But not always. Try to find antivirus or firewall software for your iPad 2 on the App Store. There are very few alternatives. Apple consider these tools less necessary on the iPad 2. Apple is counting on the application "sandbox" (isolating an application from other applications) to prevent any virus from spreading throughout the system. Additionally, by keeping to a single user (for the most part and by keeping that user with little privileges over hardware or software settings), Apple hopes that a hacker can't find a way to escalate privilege and insert backdoor code into the operating system.
So far, it's working. Research "iPad 2" and "Apple iOS" at the Open Source Vulnerability Database and at the National Institute of Standards and Technology (NIST) National Vulnerability Database.
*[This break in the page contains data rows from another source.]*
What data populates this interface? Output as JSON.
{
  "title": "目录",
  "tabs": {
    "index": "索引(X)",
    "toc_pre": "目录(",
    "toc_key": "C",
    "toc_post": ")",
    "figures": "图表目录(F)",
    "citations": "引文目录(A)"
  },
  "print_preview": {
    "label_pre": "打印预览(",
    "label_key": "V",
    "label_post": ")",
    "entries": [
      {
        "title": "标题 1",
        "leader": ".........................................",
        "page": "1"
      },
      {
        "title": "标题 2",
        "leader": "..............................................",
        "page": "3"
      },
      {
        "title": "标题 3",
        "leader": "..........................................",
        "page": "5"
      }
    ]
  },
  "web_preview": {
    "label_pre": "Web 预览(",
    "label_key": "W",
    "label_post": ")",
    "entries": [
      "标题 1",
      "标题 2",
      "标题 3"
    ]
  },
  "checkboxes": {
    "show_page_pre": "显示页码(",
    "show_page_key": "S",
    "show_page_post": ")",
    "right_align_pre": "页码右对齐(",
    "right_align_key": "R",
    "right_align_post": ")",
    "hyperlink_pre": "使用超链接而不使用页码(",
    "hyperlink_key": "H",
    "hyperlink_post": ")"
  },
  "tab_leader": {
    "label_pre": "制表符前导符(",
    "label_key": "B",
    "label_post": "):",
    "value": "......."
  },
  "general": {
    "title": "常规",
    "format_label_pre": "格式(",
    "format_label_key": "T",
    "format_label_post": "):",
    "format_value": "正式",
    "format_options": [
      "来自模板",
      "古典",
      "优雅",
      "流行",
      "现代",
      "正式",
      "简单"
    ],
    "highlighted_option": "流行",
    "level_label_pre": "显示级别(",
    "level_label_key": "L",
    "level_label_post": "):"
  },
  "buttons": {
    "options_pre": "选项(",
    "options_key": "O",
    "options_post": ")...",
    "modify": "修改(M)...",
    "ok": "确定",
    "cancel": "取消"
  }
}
Both sites show few vulnerabilities with current, patched versions of iOS. So why complain about too few firewall choices?
This is a potential fail-open security design. When a hack is discovered, there won't be an access-blocking tool that makes a network attack more difficult. This makes the security design a bit "shallow."
Now that you understand that the security model requires close compliance to Apple's design, here's the most important step for securing your iPad 2: Don't muck up the system.
Don't Muck Up the System
Don't jailbreak your iPad 2! "Jailbreaking" is a process that replaces bits of the operating system with other bits. These "bits" allow you to install all kinds of applications, enable all kinds of services, act with root authority—in other words, break out of the "jail" of a good, constrained security design. If you do break on through, you'll void the warranty, you won't find support for your iPad 2, and you'll pretty much guarantee that your iPad 2 will be far more hackable.
Internet scavenger hunt: What's the default passphrase for many a "jailbroken" iPad 2? Jailbreak your device, and your iPad 2 may offer hackers root access—total remote control over your iPad 2—via the default password.
All this is done to allow you to install applications, right? Now that you can install any application you want, now that you are free of the Apple application approval process, you, too, may install applications with hidden security malware!
Apple-approved software is digitally signed by Apple. You know that it's approved because the signing provides reasonable verification. The code-signing process also puts a "seal" around the code and files. Alter one bit, and the seal shows plainly that someone has tampered with the code—possibly a hacker adding some goodies, or maybe the network corrupting a file during the download.
Don't you want to keep all those great protections?
People love the iPad 2 because it's both convenient and easy to use. If you "open" your iPad 2, you wind up opening it to attack as well.
This article discusses an average user's security needs—that is, a person with an un-jailbroken iPad 2. Now let's discuss controlling your iPad 2's inner workings. (I'll discuss message digests, code-signing, and Time Stamping Authority servers in a later article.)